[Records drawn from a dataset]
⁂

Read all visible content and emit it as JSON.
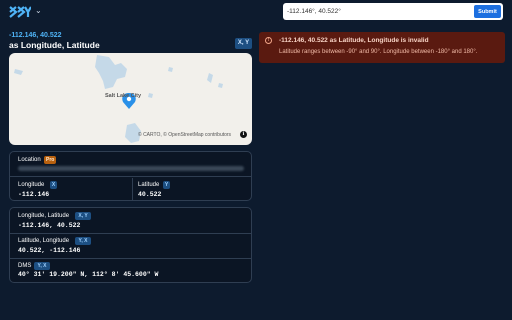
{
  "header": {
    "logo_icon": "xy-logo-icon",
    "menu_caret": "⌄",
    "search_value": "-112.146°, 40.522°",
    "search_placeholder": "",
    "submit_label": "Submit"
  },
  "result": {
    "coord_line": "-112.146, 40.522",
    "interpretation": "as Longitude, Latitude",
    "swap_label": "X, Y",
    "map_city": "Salt Lake City",
    "map_attribution": "© CARTO, © OpenStreetMap contributors",
    "map_info_label": "i"
  },
  "location_card": {
    "label": "Location",
    "pro_badge": "Pro",
    "longitude_label": "Longitude",
    "longitude_badge": "X",
    "longitude_value": "-112.146",
    "latitude_label": "Latitude",
    "latitude_badge": "Y",
    "latitude_value": "40.522"
  },
  "formats_card": {
    "lonlat_label": "Longitude, Latitude",
    "lonlat_badge": "X, Y",
    "lonlat_value": "-112.146, 40.522",
    "latlon_label": "Latitude, Longitude",
    "latlon_badge": "Y, X",
    "latlon_value": "40.522, -112.146",
    "dms_label": "DMS",
    "dms_badge": "Y, X",
    "dms_value": "40° 31' 19.200\" N, 112° 8' 45.600\" W"
  },
  "error": {
    "icon": "warning-icon",
    "title": "-112.146, 40.522 as Latitude, Longitude is invalid",
    "description": "Latitude ranges between -90° and 90°. Longitude between -180° and 180°."
  },
  "colors": {
    "background": "#0d1b2e",
    "accent": "#4fb3f6",
    "submit": "#1c6fe0",
    "error_bg": "#5a1a10",
    "pro": "#b8610f",
    "pin": "#2a90e8"
  }
}
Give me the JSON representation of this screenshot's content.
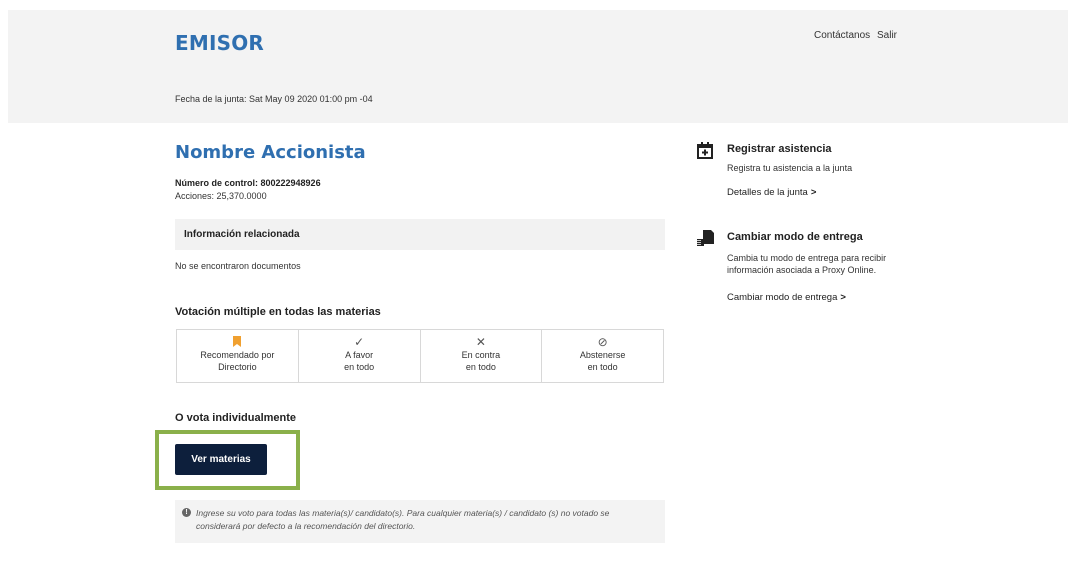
{
  "header": {
    "brand": "EMISOR",
    "contact_label": "Contáctanos",
    "logout_label": "Salir",
    "meeting_date": "Fecha de la junta: Sat May 09 2020 01:00 pm -04"
  },
  "holder": {
    "name": "Nombre Accionista",
    "control_number": "Número de control: 800222948926",
    "shares": "Acciones: 25,370.0000"
  },
  "related_info": {
    "title": "Información relacionada",
    "empty_text": "No se encontraron documentos"
  },
  "multi_vote": {
    "title": "Votación múltiple en todas las materias",
    "options": [
      {
        "icon": "bookmark-icon",
        "glyph": "",
        "line1": "Recomendado por",
        "line2": "Directorio",
        "color": "#f0a030"
      },
      {
        "icon": "check-icon",
        "glyph": "✓",
        "line1": "A favor",
        "line2": "en todo",
        "color": "#555555"
      },
      {
        "icon": "x-icon",
        "glyph": "✕",
        "line1": "En contra",
        "line2": "en todo",
        "color": "#555555"
      },
      {
        "icon": "ban-icon",
        "glyph": "⊘",
        "line1": "Abstenerse",
        "line2": "en todo",
        "color": "#555555"
      }
    ]
  },
  "individual": {
    "title": "O vota individualmente",
    "button_label": "Ver materias"
  },
  "note": {
    "text": "Ingrese su voto para todas las materia(s)/ candidato(s). Para cualquier materia(s) / candidato (s) no votado se considerará por defecto a la recomendación del directorio."
  },
  "sidebar": {
    "attendance": {
      "title": "Registrar asistencia",
      "desc": "Registra tu asistencia a la junta",
      "link": "Detalles de la junta"
    },
    "delivery": {
      "title": "Cambiar modo de entrega",
      "desc": "Cambia tu modo de entrega para recibir información asociada a Proxy Online.",
      "link": "Cambiar modo de entrega"
    }
  },
  "colors": {
    "brand_blue": "#2f6fb0",
    "button_navy": "#0d1f3c",
    "highlight_green": "#8ab04a",
    "header_bg": "#f3f3f3"
  }
}
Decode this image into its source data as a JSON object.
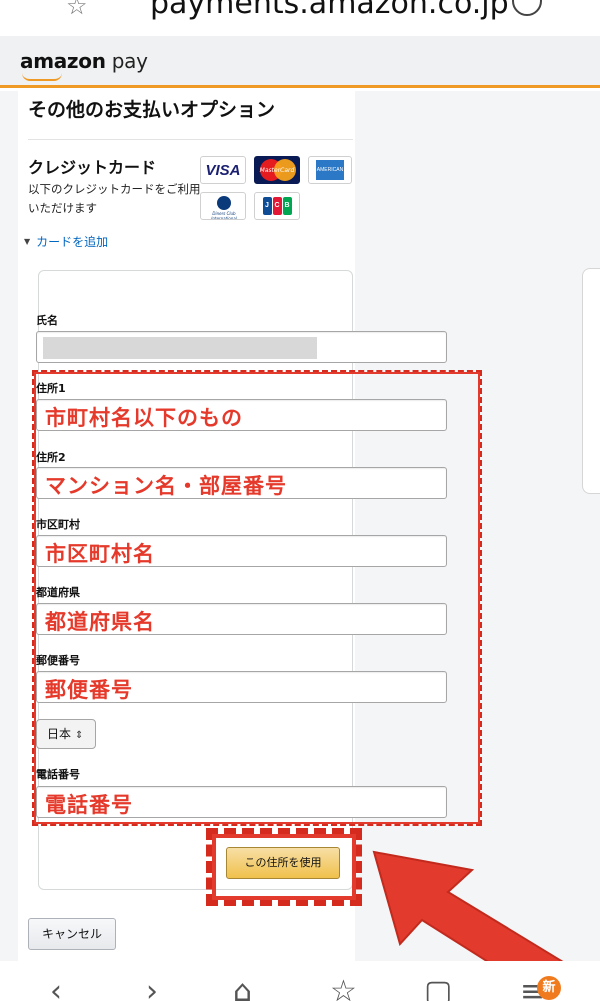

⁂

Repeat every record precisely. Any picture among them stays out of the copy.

## Task solution:
Read all visible content and emit it as JSON.
{
  "header": {
    "logo_icon": "xy-logo-icon",
    "menu_caret": "⌄",
    "search_value": "-112.146°, 40.522°",
    "search_placeholder": "",
    "submit_label": "Submit"
  },
  "result": {
    "coord_line": "-112.146, 40.522",
    "interpretation": "as Longitude, Latitude",
    "swap_label": "X, Y",
    "map_city": "Salt Lake City",
    "map_attribution": "© CARTO, © OpenStreetMap contributors",
    "map_info_label": "i"
  },
  "location_card": {
    "label": "Location",
    "pro_badge": "Pro",
    "longitude_label": "Longitude",
    "longitude_badge": "X",
    "longitude_value": "-112.146",
    "latitude_label": "Latitude",
    "latitude_badge": "Y",
    "latitude_value": "40.522"
  },
  "formats_card": {
    "lonlat_label": "Longitude, Latitude",
    "lonlat_badge": "X, Y",
    "lonlat_value": "-112.146, 40.522",
    "latlon_label": "Latitude, Longitude",
    "latlon_badge": "Y, X",
    "latlon_value": "40.522, -112.146",
    "dms_label": "DMS",
    "dms_badge": "Y, X",
    "dms_value": "40° 31' 19.200\" N, 112° 8' 45.600\" W"
  },
  "error": {
    "icon": "warning-icon",
    "title": "-112.146, 40.522 as Latitude, Longitude is invalid",
    "description": "Latitude ranges between -90° and 90°. Longitude between -180° and 180°."
  },
  "colors": {
    "background": "#0d1b2e",
    "accent": "#4fb3f6",
    "submit": "#1c6fe0",
    "error_bg": "#5a1a10",
    "pro": "#b8610f",
    "pin": "#2a90e8"
  }
}
Give me the JSON representation of this screenshot's content.
{
  "header": {
    "brand": "EMISOR",
    "contact_label": "Contáctanos",
    "logout_label": "Salir",
    "meeting_date": "Fecha de la junta: Sat May 09 2020 01:00 pm -04"
  },
  "holder": {
    "name": "Nombre Accionista",
    "control_number": "Número de control: 800222948926",
    "shares": "Acciones: 25,370.0000"
  },
  "related_info": {
    "title": "Información relacionada",
    "empty_text": "No se encontraron documentos"
  },
  "multi_vote": {
    "title": "Votación múltiple en todas las materias",
    "options": [
      {
        "icon": "bookmark-icon",
        "glyph": "",
        "line1": "Recomendado por",
        "line2": "Directorio",
        "color": "#f0a030"
      },
      {
        "icon": "check-icon",
        "glyph": "✓",
        "line1": "A favor",
        "line2": "en todo",
        "color": "#555555"
      },
      {
        "icon": "x-icon",
        "glyph": "✕",
        "line1": "En contra",
        "line2": "en todo",
        "color": "#555555"
      },
      {
        "icon": "ban-icon",
        "glyph": "⊘",
        "line1": "Abstenerse",
        "line2": "en todo",
        "color": "#555555"
      }
    ]
  },
  "individual": {
    "title": "O vota individualmente",
    "button_label": "Ver materias"
  },
  "note": {
    "text": "Ingrese su voto para todas las materia(s)/ candidato(s). Para cualquier materia(s) / candidato (s) no votado se considerará por defecto a la recomendación del directorio."
  },
  "sidebar": {
    "attendance": {
      "title": "Registrar asistencia",
      "desc": "Registra tu asistencia a la junta",
      "link": "Detalles de la junta"
    },
    "delivery": {
      "title": "Cambiar modo de entrega",
      "desc": "Cambia tu modo de entrega para recibir información asociada a Proxy Online.",
      "link": "Cambiar modo de entrega"
    }
  },
  "colors": {
    "brand_blue": "#2f6fb0",
    "button_navy": "#0d1f3c",
    "highlight_green": "#8ab04a",
    "header_bg": "#f3f3f3"
  }
}
Decode this image into its source data as a JSON object.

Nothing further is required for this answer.